## Task to complete
I need the records below restated word for word, without their pictures.

## Materials provided

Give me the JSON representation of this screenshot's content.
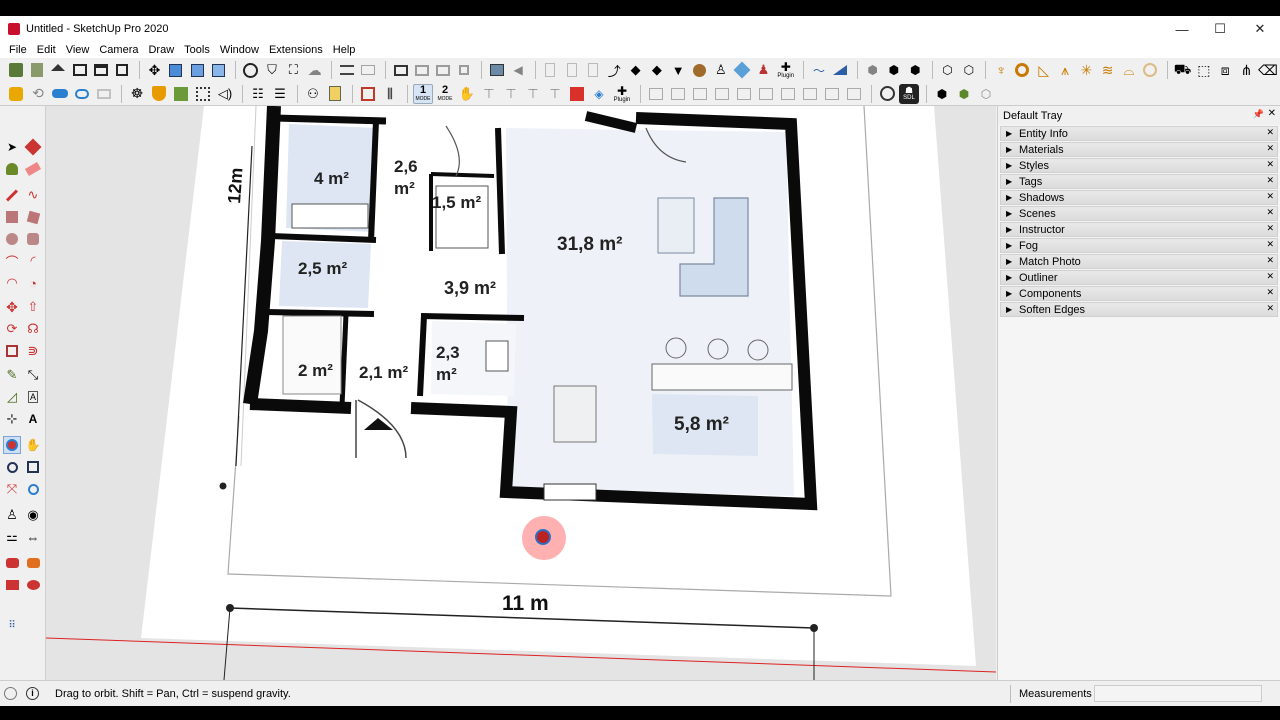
{
  "window": {
    "title": "Untitled - SketchUp Pro 2020"
  },
  "menu": [
    "File",
    "Edit",
    "View",
    "Camera",
    "Draw",
    "Tools",
    "Window",
    "Extensions",
    "Help"
  ],
  "toolbar": {
    "plugin_label": "Plugin",
    "mode1_num": "1",
    "mode2_num": "2",
    "mode_label": "MODE",
    "sdl_label": "SDL"
  },
  "tray": {
    "title": "Default Tray",
    "panels": [
      "Entity Info",
      "Materials",
      "Styles",
      "Tags",
      "Shadows",
      "Scenes",
      "Instructor",
      "Fog",
      "Match Photo",
      "Outliner",
      "Components",
      "Soften Edges"
    ]
  },
  "plan": {
    "dim_vertical": "12m",
    "dim_horizontal": "11 m",
    "rooms": [
      "4 m²",
      "2,6",
      "m²",
      "1,5 m²",
      "31,8 m²",
      "2,5 m²",
      "3,9 m²",
      "2 m²",
      "2,1 m²",
      "2,3",
      "m²",
      "5,8 m²"
    ]
  },
  "status": {
    "hint": "Drag to orbit. Shift = Pan, Ctrl = suspend gravity.",
    "measurements_label": "Measurements",
    "measurements_value": ""
  },
  "colors": {
    "accent_red": "#c8102e",
    "room_fill": "#dde6f2",
    "wall": "#0a0a0a"
  }
}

## Exercise solution
Give me the JSON representation of this screenshot's content.
{
  "window": {
    "title": "Untitled - SketchUp Pro 2020"
  },
  "menu": [
    "File",
    "Edit",
    "View",
    "Camera",
    "Draw",
    "Tools",
    "Window",
    "Extensions",
    "Help"
  ],
  "toolbar": {
    "plugin_label": "Plugin",
    "mode1_num": "1",
    "mode2_num": "2",
    "mode_label": "MODE",
    "sdl_label": "SDL"
  },
  "tray": {
    "title": "Default Tray",
    "panels": [
      "Entity Info",
      "Materials",
      "Styles",
      "Tags",
      "Shadows",
      "Scenes",
      "Instructor",
      "Fog",
      "Match Photo",
      "Outliner",
      "Components",
      "Soften Edges"
    ]
  },
  "plan": {
    "dim_vertical": "12m",
    "dim_horizontal": "11 m",
    "rooms": [
      "4 m²",
      "2,6",
      "m²",
      "1,5 m²",
      "31,8 m²",
      "2,5 m²",
      "3,9 m²",
      "2 m²",
      "2,1 m²",
      "2,3",
      "m²",
      "5,8 m²"
    ]
  },
  "status": {
    "hint": "Drag to orbit. Shift = Pan, Ctrl = suspend gravity.",
    "measurements_label": "Measurements",
    "measurements_value": ""
  },
  "colors": {
    "accent_red": "#c8102e",
    "room_fill": "#dde6f2",
    "wall": "#0a0a0a"
  }
}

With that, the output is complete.